Harissa Tomato Jam
Tomato Jam. Yep, it’s a thing. And it’s real yummy. You know how we love our red pepper jelly with cheese on crostini? Or fig or plum butter with pork dishes? Or even fruit compotes with charcuterie platters? Well, you can just add Tomato Jam to the list!
This great little condiment is the perfect accompaniment to your next cheese and meat board, as a mezze dish, or even to spoon over grilled meats and kabobs. It is intense, sweet, but not acidy like tomatoes can get. It is not puree or sugo. It is cooked down chopped tomatoes, with the addition of either sugar or honey, some spices and herbs, and in my case, the addition of harissa paste. I love how the intense naturally sweetness of the tomato is the first thing to hit your tastebuds, but it finishes with the warm heat of the harissa. Perfection.
I have made this a few times now, and I can honestly say, that the consistency is truly a personal thing. You can cook down the tomatoes till a rich but still moist jam with a bit more movement and looseness; or you can move on to a thicker almost ‘butter’ consistency. By butter, I mean like a traditional apple or plum butter. The choice is really up to you and how you want to use it. If you just want to spoon it on cheese and crackers or spread it on a pita before making a sandwich or wrap, then going thick may just the thing for you. If you want it to be a looser accent over grilled meat or fish, then maybe you should not cook it as long. You will figure it out.

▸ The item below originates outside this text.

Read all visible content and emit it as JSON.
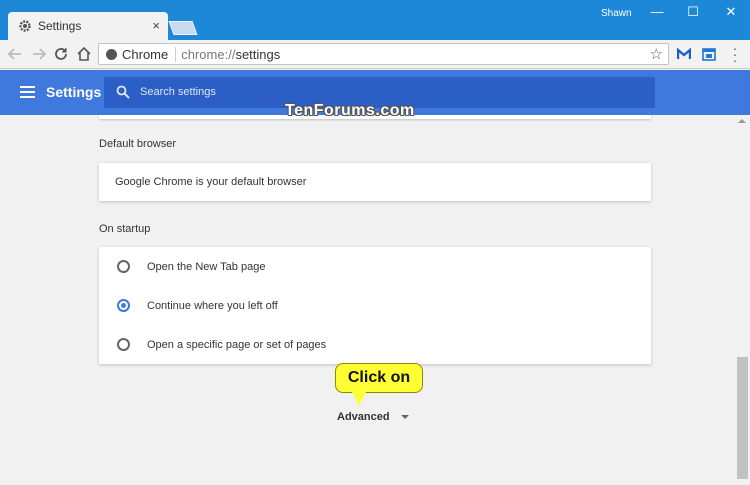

Using one pound of tomatoes will get you around 2 cups. It will keep in the fridge, especially if you spread some olive oil over the top before you place the lid on the jar. Alternatively, you could go the canning method (in which case I would prepare more than a pound of tomatoes (too much work just to can 2 or 4 jars depending on their size!) Or if you don’t want to go the sterilizing method, you can easily place the finished product into freezer safe containers and freeze. But keep some out, it will go fast!
I love it equally with a poached egg on toast as on a lovely hunk of oozing brie. This jam is the perfect thing to make with some of all the amazing tomatoes that are coming into the markets as I write this. I’ve used both Roma or Plum tomatoes, as well as heirloom and common vine tomatoes. You will find that water content will vary from tomato to tomato. The Roma is much more meaty and less watery, so this will reduce the cooking time. Some tomatoes are naturally sweeter than others. This will affect the amount of sugar you will use. Truly, the Roma is the way to go, for all of the above criteria.
Have fun with all these tomatoes now, and come February you will taste summer when you open a jar and put it out for all to enjoy!
Below is a different batch, just a tad looser than the batch above. As you can see, hopefully, there is a bit more movement to the jam, making it easy to spoon onto meats and veggies. To stiff, and it won’t make a pleasing condiment for these applications.
- 1 lb Roma or Plum tomatoes
- 3/4 cup brown sugar
- zest and juice from 1/2 lemon
- 1 tbsp Entube Harissa paste (plus another 1/2-1 tsp, as desired)
- 1/4 tsp ground cinnamon
- 1/4 tsp ground ginger
- kosher salt
- cracked pepper
- Place tomatoes in a blender and rough chop. Don't over blend Alternatively, you can do this by hand.
- Place into a pot or skillet. Add the sugar, lemon juice and zest, harissa and spices.
- Bring everything up to a boil over medium high heat.
- Drop to a gentle simmer and cook down. The time you are cooking it down will depend on how juicy the tomatoes are, and how thick you would like it. Ideally, after about 1 hour, you will find that most of the water is gone and it has the consistency of preserves. If you would like it thicker, continue to cook down, stirring constantly, until it becomes stiffer. Don't let all the moisture cook out though, you will need it once it cools down.
- Season with salt and pepper. Taste to see if you would like a touch more harissa as well! I like more, but that's me!
- This makes about 2 cups, depending on how far you cook it down.
- This will keep in the fridge for a good month, if you pour some olive oil over the jam in the container you are using before you close the lid. The olive oil acts as a barrier against bacteria. Alternatively, you can freeze what you won't need right away.
- A jar would also make a lovely gift to a fellow tomato lover!